A person who contravenes a banning order is guilty of an offence.
Maximum penalty: 50 penalty units or imprisonment for 6 months, or both.
Part 3 Miscellaneous
10   Savings, transitional and other provisions
Schedule 1 has effect.
11   (Repealed)
s 11: Rep 2006 No 58, Sch 4.
12   Review of Act
(1)  The Minister is to review this Act to determine whether the policy objectives of the Act remain valid and whether the terms of the Act remain appropriate for securing those objectives.
(2)  The review is to be undertaken as soon as possible after the period of 5 years from the date of assent to this Act.
(3)  A report on the outcome of the review is to be tabled in each House of Parliament within 12 months after the end of the period of 5 years.
Schedule 1 Savings, transitional and other provisions
(Section 10)
Part 1 General
1   Regulations
(1)  The Governor may make regulations of a savings or transitional nature consequent on the enactment of the following Acts:
this Act
(2)  Any such provision may, if the regulations so provide, take effect from the date of assent to the Act concerned or a later date.

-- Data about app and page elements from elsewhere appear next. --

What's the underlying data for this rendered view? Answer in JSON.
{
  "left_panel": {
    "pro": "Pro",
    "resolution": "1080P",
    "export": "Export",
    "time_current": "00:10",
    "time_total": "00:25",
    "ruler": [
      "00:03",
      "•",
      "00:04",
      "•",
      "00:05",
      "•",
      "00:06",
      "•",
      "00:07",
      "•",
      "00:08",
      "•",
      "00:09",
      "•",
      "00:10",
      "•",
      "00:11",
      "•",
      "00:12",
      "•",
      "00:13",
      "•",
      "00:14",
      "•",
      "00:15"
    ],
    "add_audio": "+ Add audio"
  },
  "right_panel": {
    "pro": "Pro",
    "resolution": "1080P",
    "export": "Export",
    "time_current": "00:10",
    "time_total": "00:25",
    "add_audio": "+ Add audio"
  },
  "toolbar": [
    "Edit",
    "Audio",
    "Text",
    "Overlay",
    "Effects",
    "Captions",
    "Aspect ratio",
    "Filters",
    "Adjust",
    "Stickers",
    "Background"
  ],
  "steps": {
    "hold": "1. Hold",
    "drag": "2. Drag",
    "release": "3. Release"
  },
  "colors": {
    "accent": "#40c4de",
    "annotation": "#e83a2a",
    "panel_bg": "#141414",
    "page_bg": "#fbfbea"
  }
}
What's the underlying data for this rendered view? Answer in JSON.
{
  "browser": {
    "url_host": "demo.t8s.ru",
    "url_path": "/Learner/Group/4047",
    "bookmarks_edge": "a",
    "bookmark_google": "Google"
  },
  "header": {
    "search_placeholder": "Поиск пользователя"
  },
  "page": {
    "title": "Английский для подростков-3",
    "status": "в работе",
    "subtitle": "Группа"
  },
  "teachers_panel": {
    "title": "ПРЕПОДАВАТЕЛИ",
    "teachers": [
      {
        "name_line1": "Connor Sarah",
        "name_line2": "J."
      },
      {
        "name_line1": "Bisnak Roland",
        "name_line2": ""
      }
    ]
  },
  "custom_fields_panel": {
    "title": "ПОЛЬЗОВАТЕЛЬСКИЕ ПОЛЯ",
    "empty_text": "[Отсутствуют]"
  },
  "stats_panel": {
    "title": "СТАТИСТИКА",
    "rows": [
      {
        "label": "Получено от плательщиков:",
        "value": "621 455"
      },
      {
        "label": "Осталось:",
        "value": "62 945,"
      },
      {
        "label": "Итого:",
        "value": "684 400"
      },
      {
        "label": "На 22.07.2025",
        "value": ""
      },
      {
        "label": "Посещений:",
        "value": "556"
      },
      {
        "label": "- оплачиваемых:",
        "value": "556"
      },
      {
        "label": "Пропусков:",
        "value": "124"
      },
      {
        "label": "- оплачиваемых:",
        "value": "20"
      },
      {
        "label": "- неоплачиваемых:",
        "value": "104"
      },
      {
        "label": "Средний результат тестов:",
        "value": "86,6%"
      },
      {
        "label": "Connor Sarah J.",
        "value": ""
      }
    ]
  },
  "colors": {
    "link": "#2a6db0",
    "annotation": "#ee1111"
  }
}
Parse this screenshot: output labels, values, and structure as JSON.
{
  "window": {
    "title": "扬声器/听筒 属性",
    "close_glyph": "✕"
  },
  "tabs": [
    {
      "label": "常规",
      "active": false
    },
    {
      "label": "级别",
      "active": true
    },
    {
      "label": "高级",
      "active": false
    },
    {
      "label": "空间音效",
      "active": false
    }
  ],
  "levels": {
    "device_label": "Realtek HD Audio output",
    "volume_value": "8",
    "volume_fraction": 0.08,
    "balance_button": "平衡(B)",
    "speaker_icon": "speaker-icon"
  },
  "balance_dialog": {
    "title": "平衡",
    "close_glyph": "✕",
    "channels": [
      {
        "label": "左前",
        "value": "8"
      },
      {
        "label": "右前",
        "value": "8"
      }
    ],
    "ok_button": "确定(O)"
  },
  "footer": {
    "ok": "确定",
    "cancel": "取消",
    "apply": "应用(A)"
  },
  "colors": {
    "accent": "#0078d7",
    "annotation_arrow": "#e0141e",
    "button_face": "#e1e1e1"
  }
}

(3)  To the extent to which any such provision takes effect from a date that is earlier than the date of its publication in the Gazette, the provision does not operate so as:
(a)  to affect, in a manner prejudicial to any person (other than the State or an authority of the State), the rights of that person existing before the date of its publication, or
(b)  to impose liabilities on any person (other than the State or an authority of the State) in respect of anything done or omitted to be done before the date of its publication.
Part 2 Provisions consequent on enactment of this Act
2   Banning orders only to be made in relation to offences committed after commencement of Act
Section 4 of this Act applies only to offences committed after the commencement of that section.
Schedule 2 (Repealed)
sch 2: Rep 2006 No 58, Sch 4.